Rectification: Suspend the dress from a chain or hook above the finishing table so it can be rotated, raised or lowered. Then re-set the layers to size and length with skilful use of steam, tension and vacuum. The technique is the same as that for removing puckering from armhole seams or from collar folds.

Fabric looks speckled after cleaning

Fault: The cleaner gave this silk dress a gentle wash but afterwards the fabric looked speckled, particularly under certain lights.
Cause: The powder detergent has not been dispersed fully before the dress entered the wash. The process was so gentle that the chemicals have affected the fabric before the wash action could complete the dispersion. The main problem has been the OBA in the powder, even though the very small amount would not normally have caused any problems.
Responsibility: The cleaner is responsible for ensuring that powder detergents are completely dispersed before garments enter the wash.
Rectification: None. The OBA speckles have bonded permanently to the fabric.
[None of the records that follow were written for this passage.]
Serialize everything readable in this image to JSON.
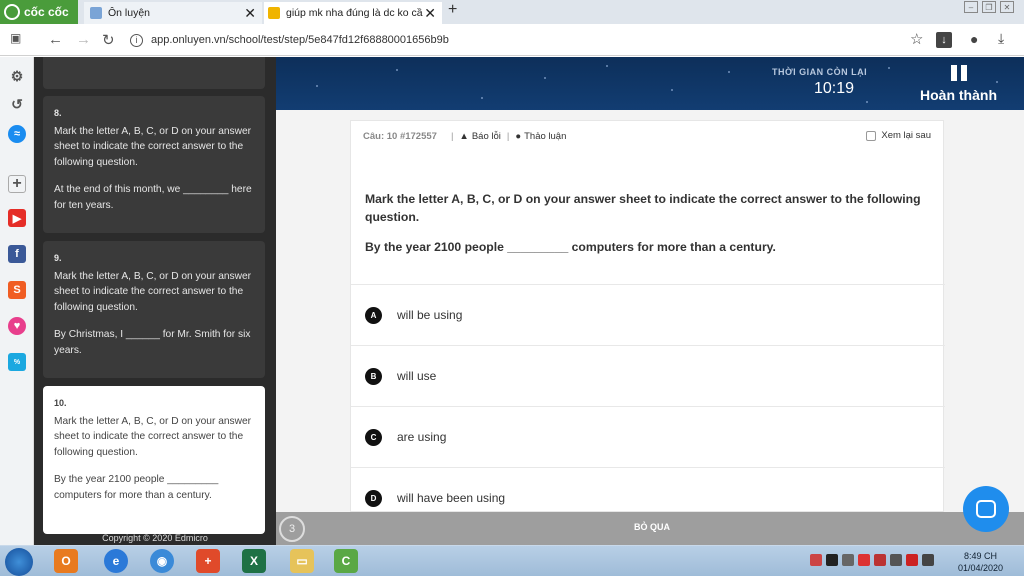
{
  "browser": {
    "brand_label": "cốc cốc",
    "tabs": [
      {
        "title": "Ôn luyện"
      },
      {
        "title": "giúp mk nha đúng là dc ko cầ"
      }
    ],
    "url": "app.onluyen.vn/school/test/step/5e847fd12f68880001656b9b"
  },
  "question_list": {
    "items": [
      {
        "number": "8.",
        "instruction": "Mark the letter A, B, C, or D on your answer sheet to indicate the correct answer to the following question.",
        "text": "At the end of this month, we ________ here for ten years."
      },
      {
        "number": "9.",
        "instruction": "Mark the letter A, B, C, or D on your answer sheet to indicate the correct answer to the following question.",
        "text": "By Christmas, I ______ for Mr. Smith for six years."
      },
      {
        "number": "10.",
        "instruction": "Mark the letter A, B, C, or D on your answer sheet to indicate the correct answer to the following question.",
        "text": "By the year 2100 people _________ computers for more than a century."
      }
    ],
    "copyright": "Copyright © 2020 Edmicro"
  },
  "header": {
    "timer_label": "THỜI GIAN CÒN LẠI",
    "timer_value": "10:19",
    "finish_label": "Hoàn thành"
  },
  "question": {
    "code": "Câu: 10 #172557",
    "report_label": "Báo lỗi",
    "discuss_label": "Thảo luận",
    "later_label": "Xem lại sau",
    "instruction": "Mark the letter A, B, C, or D on your answer sheet to indicate the correct answer to the following question.",
    "text": "By the year 2100 people _________ computers for more than a century.",
    "options": [
      {
        "letter": "A",
        "text": "will be using"
      },
      {
        "letter": "B",
        "text": "will use"
      },
      {
        "letter": "C",
        "text": "are using"
      },
      {
        "letter": "D",
        "text": "will have been using"
      }
    ]
  },
  "footer": {
    "counter": "3",
    "skip_label": "BỎ QUA"
  },
  "taskbar": {
    "time": "8:49 CH",
    "date": "01/04/2020"
  }
}
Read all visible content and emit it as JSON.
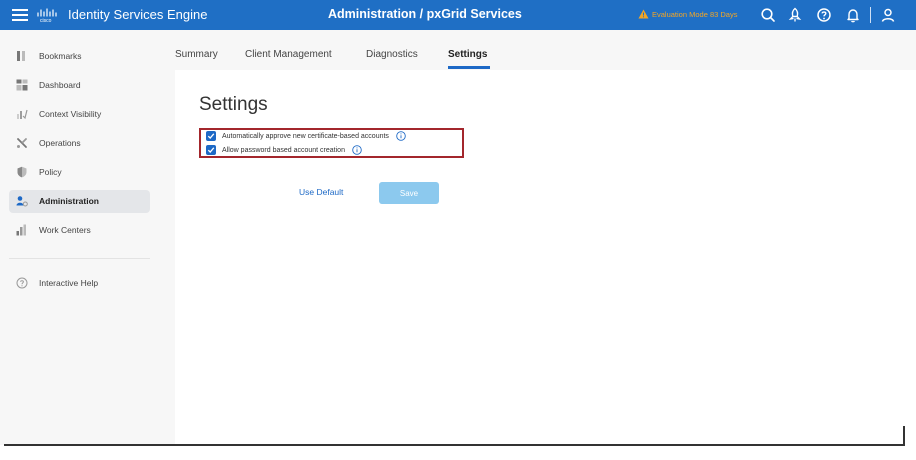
{
  "header": {
    "menu_icon": "hamburger-icon",
    "logo_icon": "cisco-logo-icon",
    "app_name": "Identity Services Engine",
    "page_heading": "Administration / pxGrid Services",
    "evaluation_text": "Evaluation Mode 83 Days",
    "evaluation_color": "#f5a623",
    "icons": [
      "search-icon",
      "rocket-icon",
      "help-icon",
      "bell-icon",
      "user-icon"
    ],
    "bar_color": "#1f6fc5"
  },
  "sidebar": {
    "items": [
      {
        "label": "Bookmarks",
        "icon": "bookmark-icon"
      },
      {
        "label": "Dashboard",
        "icon": "dashboard-icon"
      },
      {
        "label": "Context Visibility",
        "icon": "context-visibility-icon"
      },
      {
        "label": "Operations",
        "icon": "tools-icon"
      },
      {
        "label": "Policy",
        "icon": "shield-icon"
      },
      {
        "label": "Administration",
        "icon": "admin-user-icon"
      },
      {
        "label": "Work Centers",
        "icon": "work-centers-icon"
      }
    ],
    "help": {
      "label": "Interactive Help",
      "icon": "question-circle-icon"
    },
    "active": "Administration"
  },
  "tabs": [
    {
      "label": "Summary"
    },
    {
      "label": "Client Management"
    },
    {
      "label": "Diagnostics"
    },
    {
      "label": "Settings"
    }
  ],
  "active_tab": "Settings",
  "main": {
    "title": "Settings",
    "options": [
      {
        "label": "Automatically approve new certificate-based accounts",
        "checked": true
      },
      {
        "label": "Allow password based account creation",
        "checked": true
      }
    ],
    "use_default_label": "Use Default",
    "save_label": "Save",
    "accent_color": "#1d69c6",
    "highlight_color": "#a3262c"
  }
}
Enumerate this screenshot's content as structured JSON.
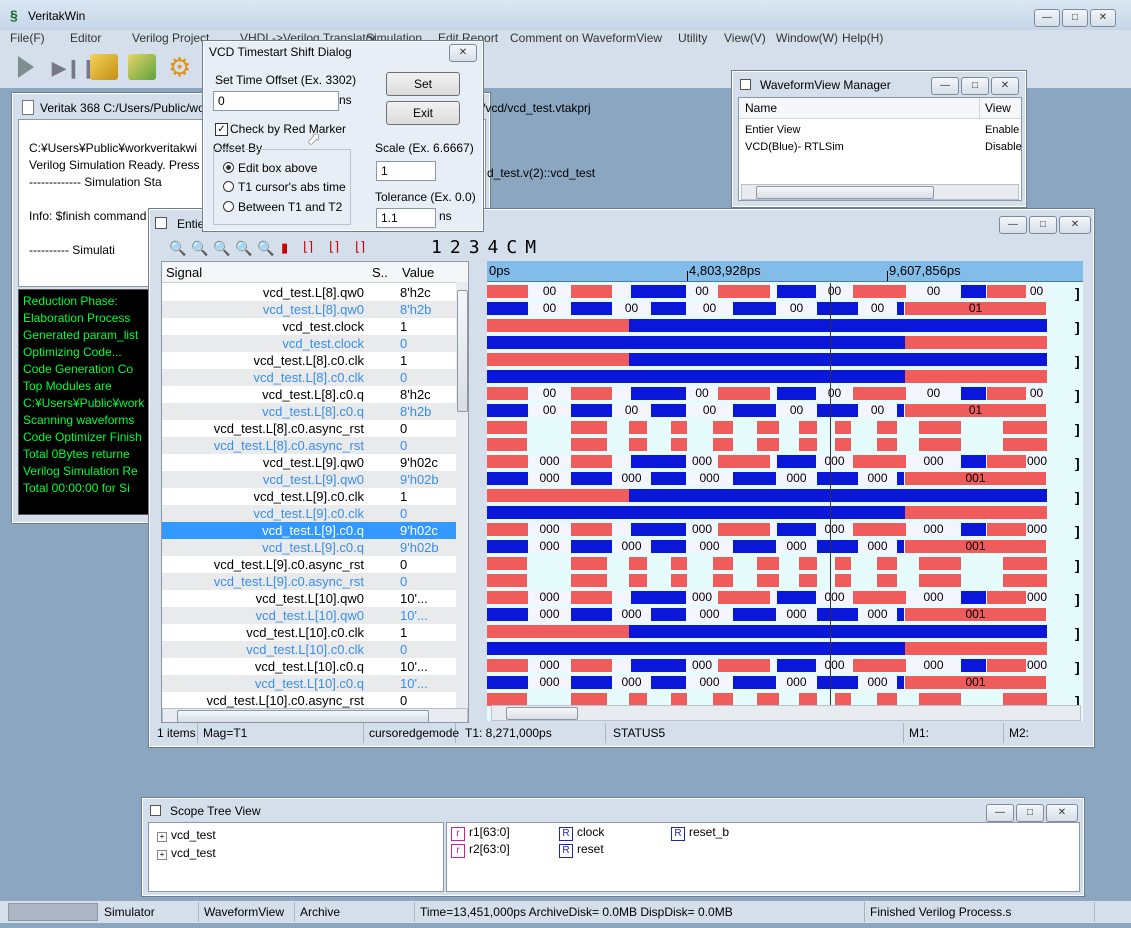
{
  "app": {
    "title": "VeritakWin",
    "menu": [
      "File(F)",
      "Editor",
      "Verilog Project",
      "VHDL->Verilog Translator",
      "Simulation",
      "Edit Report",
      "Comment on WaveformView",
      "Utility",
      "View(V)",
      "Window(W)",
      "Help(H)"
    ]
  },
  "console": {
    "title": "Veritak 368 C:/Users/Public/wo",
    "title_tail": "/vcd/vcd_test.vtakprj",
    "lines": [
      "C:¥Users¥Public¥workveritakwi",
      "Verilog Simulation Ready. Press",
      "------------- Simulation Sta",
      "",
      "Info: $finish command",
      "",
      "---------- Simulati"
    ],
    "line_tail": "d_test.v(2)::vcd_test"
  },
  "log": {
    "lines": [
      "Reduction Phase:",
      " Elaboration Process",
      "  Generated param_list",
      "  Optimizing Code...",
      " Code Generation Co",
      "Top Modules are",
      "C:¥Users¥Public¥work",
      "Scanning waveforms",
      "Code Optimizer Finish",
      "Total 0Bytes returne",
      "Verilog Simulation Re",
      "Total  00:00:00 for Si"
    ]
  },
  "dialog": {
    "title": "VCD Timestart Shift Dialog",
    "offset_label": "Set Time Offset  (Ex. 3302)",
    "offset_value": "0",
    "offset_unit": "ns",
    "set_btn": "Set",
    "exit_btn": "Exit",
    "check_label": "Check by Red Marker",
    "offset_by": "Offset By",
    "radios": [
      "Edit box above",
      "T1 cursor's abs time",
      "Between T1 and T2"
    ],
    "scale_label": "Scale  (Ex. 6.6667)",
    "scale_value": "1",
    "tolerance_label": "Tolerance (Ex. 0.0)",
    "tolerance_value": "1.1",
    "tolerance_unit": "ns"
  },
  "manager": {
    "title": "WaveformView Manager",
    "col_name": "Name",
    "col_view": "View",
    "rows": [
      {
        "name": "Entier View",
        "view": "Enable"
      },
      {
        "name": "VCD(Blue)- RTLSim",
        "view": "Disable"
      }
    ]
  },
  "waveform": {
    "title": "Entie",
    "toolbar_labels": [
      "1",
      "2",
      "3",
      "4",
      "C",
      "M"
    ],
    "col_signal": "Signal",
    "col_s": "S..",
    "col_value": "Value",
    "timeline": [
      "0ps",
      "4,803,928ps",
      "9,607,856ps"
    ],
    "status": {
      "items": "1 items",
      "mag": "Mag=T1",
      "mode": "cursoredgemode",
      "t1": "T1: 8,271,000ps",
      "status": "STATUS5",
      "m1": "M1:",
      "m2": "M2:"
    },
    "signals": [
      {
        "name": "vcd_test.L[8].qw0",
        "value": "8'h2c",
        "blue": false
      },
      {
        "name": "vcd_test.L[8].qw0",
        "value": "8'h2b",
        "blue": true
      },
      {
        "name": "vcd_test.clock",
        "value": "1",
        "blue": false
      },
      {
        "name": "vcd_test.clock",
        "value": "0",
        "blue": true
      },
      {
        "name": "vcd_test.L[8].c0.clk",
        "value": "1",
        "blue": false
      },
      {
        "name": "vcd_test.L[8].c0.clk",
        "value": "0",
        "blue": true
      },
      {
        "name": "vcd_test.L[8].c0.q",
        "value": "8'h2c",
        "blue": false
      },
      {
        "name": "vcd_test.L[8].c0.q",
        "value": "8'h2b",
        "blue": true
      },
      {
        "name": "vcd_test.L[8].c0.async_rst",
        "value": "0",
        "blue": false
      },
      {
        "name": "vcd_test.L[8].c0.async_rst",
        "value": "0",
        "blue": true
      },
      {
        "name": "vcd_test.L[9].qw0",
        "value": "9'h02c",
        "blue": false
      },
      {
        "name": "vcd_test.L[9].qw0",
        "value": "9'h02b",
        "blue": true
      },
      {
        "name": "vcd_test.L[9].c0.clk",
        "value": "1",
        "blue": false
      },
      {
        "name": "vcd_test.L[9].c0.clk",
        "value": "0",
        "blue": true
      },
      {
        "name": "vcd_test.L[9].c0.q",
        "value": "9'h02c",
        "blue": false,
        "selected": true
      },
      {
        "name": "vcd_test.L[9].c0.q",
        "value": "9'h02b",
        "blue": true
      },
      {
        "name": "vcd_test.L[9].c0.async_rst",
        "value": "0",
        "blue": false
      },
      {
        "name": "vcd_test.L[9].c0.async_rst",
        "value": "0",
        "blue": true
      },
      {
        "name": "vcd_test.L[10].qw0",
        "value": "10'...",
        "blue": false
      },
      {
        "name": "vcd_test.L[10].qw0",
        "value": "10'...",
        "blue": true
      },
      {
        "name": "vcd_test.L[10].c0.clk",
        "value": "1",
        "blue": false
      },
      {
        "name": "vcd_test.L[10].c0.clk",
        "value": "0",
        "blue": true
      },
      {
        "name": "vcd_test.L[10].c0.q",
        "value": "10'...",
        "blue": false
      },
      {
        "name": "vcd_test.L[10].c0.q",
        "value": "10'...",
        "blue": true
      },
      {
        "name": "vcd_test.L[10].c0.async_rst",
        "value": "0",
        "blue": false
      }
    ],
    "bus_labels": {
      "a": "00",
      "b": "01",
      "c": "000",
      "d": "001"
    }
  },
  "scope": {
    "title": "Scope Tree View",
    "tree": [
      "vcd_test",
      "vcd_test"
    ],
    "items": [
      {
        "label": "r1[63:0]",
        "kind": "r"
      },
      {
        "label": "r2[63:0]",
        "kind": "r"
      },
      {
        "label": "clock",
        "kind": "R"
      },
      {
        "label": "reset",
        "kind": "R"
      },
      {
        "label": "reset_b",
        "kind": "R"
      }
    ]
  },
  "statusbar": {
    "cells": [
      "Simulator",
      "WaveformView",
      "Archive",
      "Time=13,451,000ps ArchiveDisk=  0.0MB DispDisk=  0.0MB",
      "Finished Verilog Process.s"
    ]
  },
  "colors": {
    "red": "#f05b5b",
    "blue": "#0a16d8",
    "selected": "#3399ff",
    "log_green": "#00ff33"
  }
}
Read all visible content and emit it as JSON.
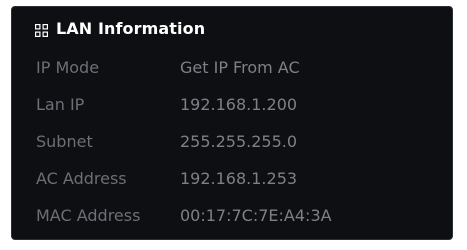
{
  "panel": {
    "title": "LAN Information",
    "icon": "grid-icon",
    "rows": [
      {
        "label": "IP Mode",
        "value": "Get IP From AC"
      },
      {
        "label": "Lan IP",
        "value": "192.168.1.200"
      },
      {
        "label": "Subnet",
        "value": "255.255.255.0"
      },
      {
        "label": "AC Address",
        "value": "192.168.1.253"
      },
      {
        "label": "MAC Address",
        "value": "00:17:7C:7E:A4:3A"
      }
    ]
  },
  "colors": {
    "panel_background": "#0d0f12",
    "title_text": "#ffffff",
    "label_text": "#6b6f76",
    "value_text": "#7d8187"
  }
}
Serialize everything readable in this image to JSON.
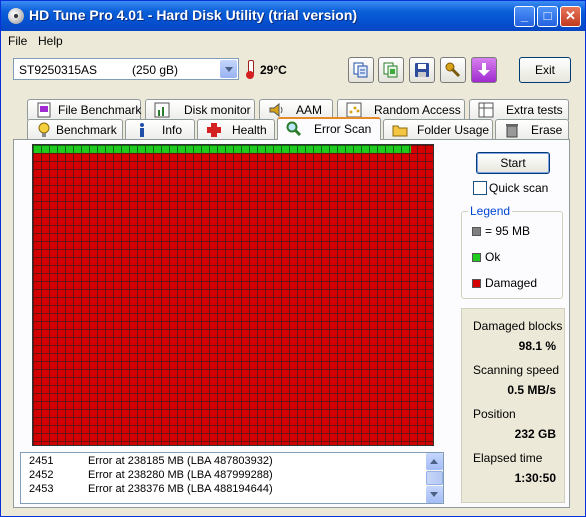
{
  "window": {
    "title": "HD Tune Pro 4.01 - Hard Disk Utility  (trial version)"
  },
  "menu": {
    "file": "File",
    "help": "Help"
  },
  "drive": {
    "name": "ST9250315AS",
    "size": "(250 gB)"
  },
  "temperature": "29°C",
  "toolbar": {
    "exit": "Exit"
  },
  "tabs_top": [
    "File Benchmark",
    "Disk monitor",
    "AAM",
    "Random Access",
    "Extra tests"
  ],
  "tabs_bottom": [
    "Benchmark",
    "Info",
    "Health",
    "Error Scan",
    "Folder Usage",
    "Erase"
  ],
  "scan": {
    "start": "Start",
    "quick_scan": "Quick scan",
    "quick_scan_checked": false,
    "legend_title": "Legend",
    "legend": [
      {
        "label": "= 95 MB",
        "color": "#808080"
      },
      {
        "label": "Ok",
        "color": "#1ecb1e"
      },
      {
        "label": "Damaged",
        "color": "#d40000"
      }
    ],
    "damaged_blocks_label": "Damaged blocks",
    "damaged_blocks": "98.1 %",
    "speed_label": "Scanning speed",
    "speed": "0.5 MB/s",
    "position_label": "Position",
    "position": "232 GB",
    "elapsed_label": "Elapsed time",
    "elapsed": "1:30:50"
  },
  "log": [
    {
      "n": "2451",
      "msg": "Error at 238185 MB (LBA 487803932)"
    },
    {
      "n": "2452",
      "msg": "Error at 238280 MB (LBA 487999288)"
    },
    {
      "n": "2453",
      "msg": "Error at 238376 MB (LBA 488194644)"
    }
  ],
  "colors": {
    "ok": "#1ecb1e",
    "damaged": "#d40000",
    "active_tab_accent": "#e68b2c",
    "title_bar": "#0550d0"
  }
}
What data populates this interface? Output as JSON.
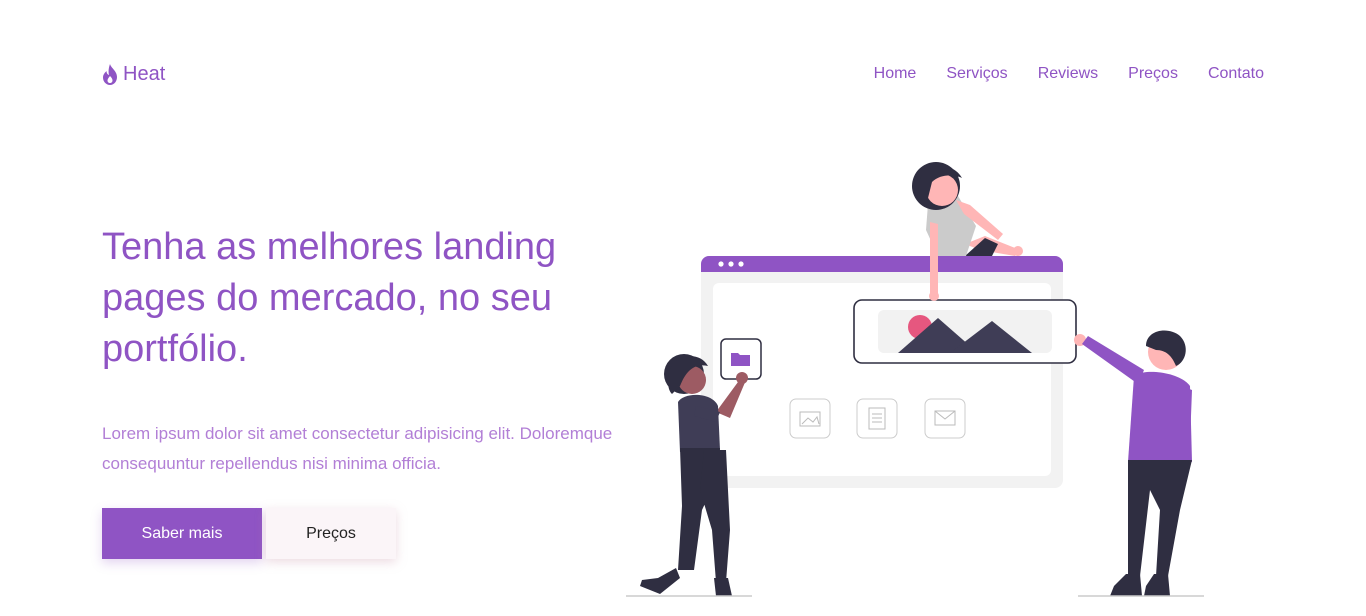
{
  "brand": {
    "name": "Heat",
    "icon": "flame-icon"
  },
  "nav": {
    "items": [
      {
        "label": "Home"
      },
      {
        "label": "Serviços"
      },
      {
        "label": "Reviews"
      },
      {
        "label": "Preços"
      },
      {
        "label": "Contato"
      }
    ]
  },
  "hero": {
    "title": "Tenha as melhores landing pages do mercado, no seu portfólio.",
    "text": "Lorem ipsum dolor sit amet consectetur adipisicing elit. Doloremque consequuntur repellendus nisi minima officia.",
    "primary_button": "Saber mais",
    "secondary_button": "Preços"
  },
  "colors": {
    "accent": "#8f54c4",
    "text_soft": "#b27fd6",
    "figure_dark": "#2f2e41",
    "skin": "#ffb6b6",
    "pink": "#e6577f"
  }
}
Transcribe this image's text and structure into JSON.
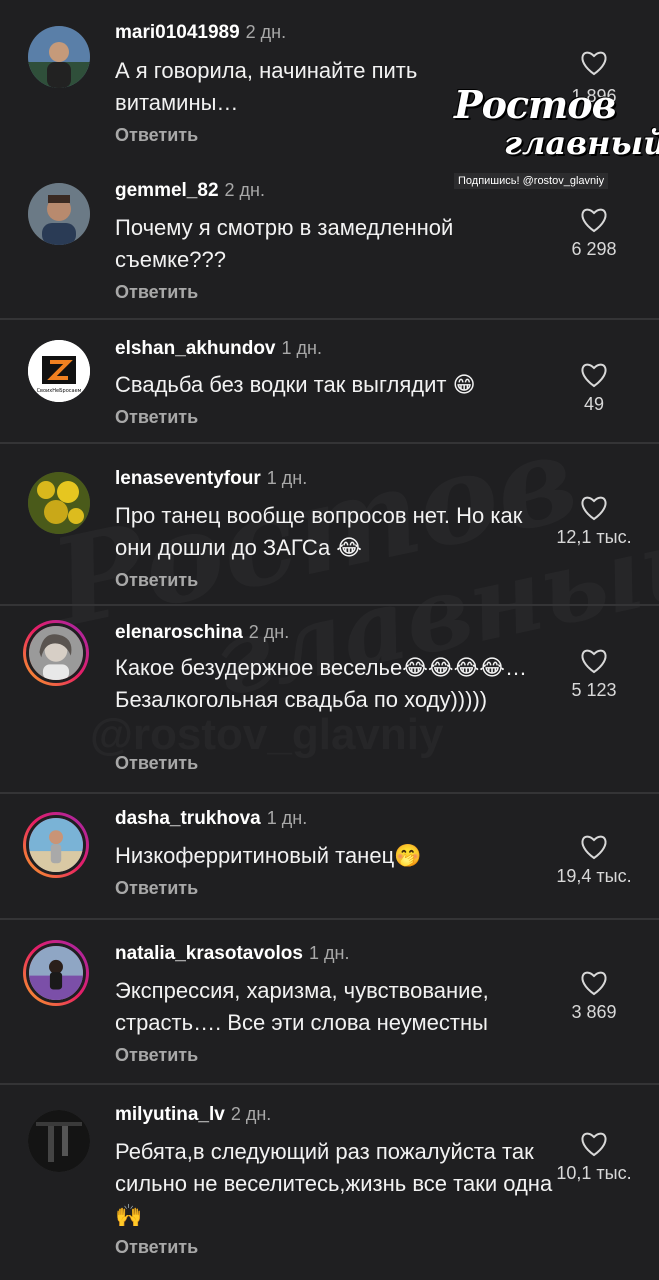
{
  "watermark": {
    "brand_line1": "Ростов",
    "brand_line2": "главный",
    "subscribe": "Подпишись! @rostov_glavniy",
    "ghost_handle": "@rostov_glavniy"
  },
  "comments": [
    {
      "username": "mari01041989",
      "time": "2 дн.",
      "text": "А я говорила, начинайте пить витамины…",
      "reply_label": "Ответить",
      "likes": "1 896"
    },
    {
      "username": "gemmel_82",
      "time": "2 дн.",
      "text": "Почему я смотрю в замедленной съемке???",
      "reply_label": "Ответить",
      "likes": "6 298"
    },
    {
      "username": "elshan_akhundov",
      "time": "1 дн.",
      "text": "Свадьба без водки так выглядит 😁",
      "reply_label": "Ответить",
      "likes": "49",
      "avatar_caption": "СвоихНеБросаем"
    },
    {
      "username": "lenaseventyfour",
      "time": "1 дн.",
      "text": "Про танец вообще вопросов нет. Но как они дошли до ЗАГСа 😂",
      "reply_label": "Ответить",
      "likes": "12,1 тыс."
    },
    {
      "username": "elenaroschina",
      "time": "2 дн.",
      "text": "Какое безудержное веселье😂😂😂😂… Безалкогольная свадьба по ходу)))))",
      "reply_label": "Ответить",
      "likes": "5 123"
    },
    {
      "username": "dasha_trukhova",
      "time": "1 дн.",
      "text": "Низкоферритиновый танец🤭",
      "reply_label": "Ответить",
      "likes": "19,4 тыс."
    },
    {
      "username": "natalia_krasotavolos",
      "time": "1 дн.",
      "text": "Экспрессия, харизма, чувствование, страсть…. Все эти слова неуместны",
      "reply_label": "Ответить",
      "likes": "3 869"
    },
    {
      "username": "milyutina_lv",
      "time": "2 дн.",
      "text": "Ребята,в следующий раз пожалуйста так сильно не веселитесь,жизнь все таки одна 🙌",
      "reply_label": "Ответить",
      "likes": "10,1 тыс."
    }
  ]
}
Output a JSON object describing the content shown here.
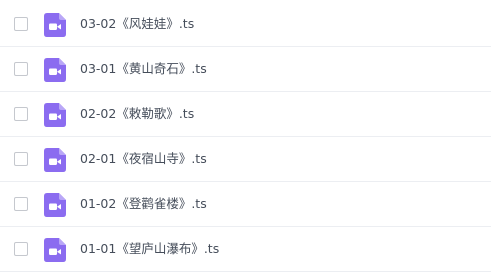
{
  "colors": {
    "icon_accent": "#8b6cf0",
    "text": "#454d5a",
    "divider": "#eceef2"
  },
  "file_icon": "video-file-icon",
  "files": [
    {
      "name": "03-02《风娃娃》.ts"
    },
    {
      "name": "03-01《黄山奇石》.ts"
    },
    {
      "name": "02-02《敕勒歌》.ts"
    },
    {
      "name": "02-01《夜宿山寺》.ts"
    },
    {
      "name": "01-02《登鹳雀楼》.ts"
    },
    {
      "name": "01-01《望庐山瀑布》.ts"
    }
  ]
}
Hemline soiling needs pre-treatment
Apart from hemline soiling, this dress looked relatively clean and unstained. So the cleaner started by drycleaning it to see how much soiling this process would remove before he treated the hem. He then found that he could only remove about 50% of the hemline’s residual soiling and this did not satisfy the customer.
Cause: Hemline soiling must be pre-treated correctly. If this is not done, then although the machine process will lift the worst of the soiling, the electromechanical forces in the fabric will attract moist of this soiling so that it re-deposits locally. The bond between the fabric and soiling re-deposited in this way is very strong and will not be broken by post treatment.
Responsibility: The cleaner is responsible for the residual soiling being much worse than it need have been.

Rectification: The result cannot be improved now.

Bin liner carrier melts and marks fabric
This wedding dress was brought into the shop in a black bin liner but when the garment was removed just before cleaning, the liner was found to be slightly damaged. The cleaner processed the dress in perc in the normal way but after cleaning the dress had black marks which proved impossible to remove by post-spotting, even though it was a white garment.
Cause: Examining the dress under strong magnification showed that the marks were bits of black polythene, much of which had melted into the weave structure. Post spotting will not remove this kind of damage. The bin bag had been stored in contact with a metal surface at more than 140C, which had caused the plastic to melt.
Responsibility: If the dress was examined on receipt and no black marks could be seen at the time, the cleaner is likely to have been responsible for the bag melting and the resultant damage to the dress. The bag has probably been stored near a hot steam pipe.
Rectification: The staining has penetrated too deeply into the yarns for the fault to be corrected.

CREAM LACE TURNS GREY: This rich cream lace overlay looked grey after cleaning. Comparing it with the uncleaned veil made the change clear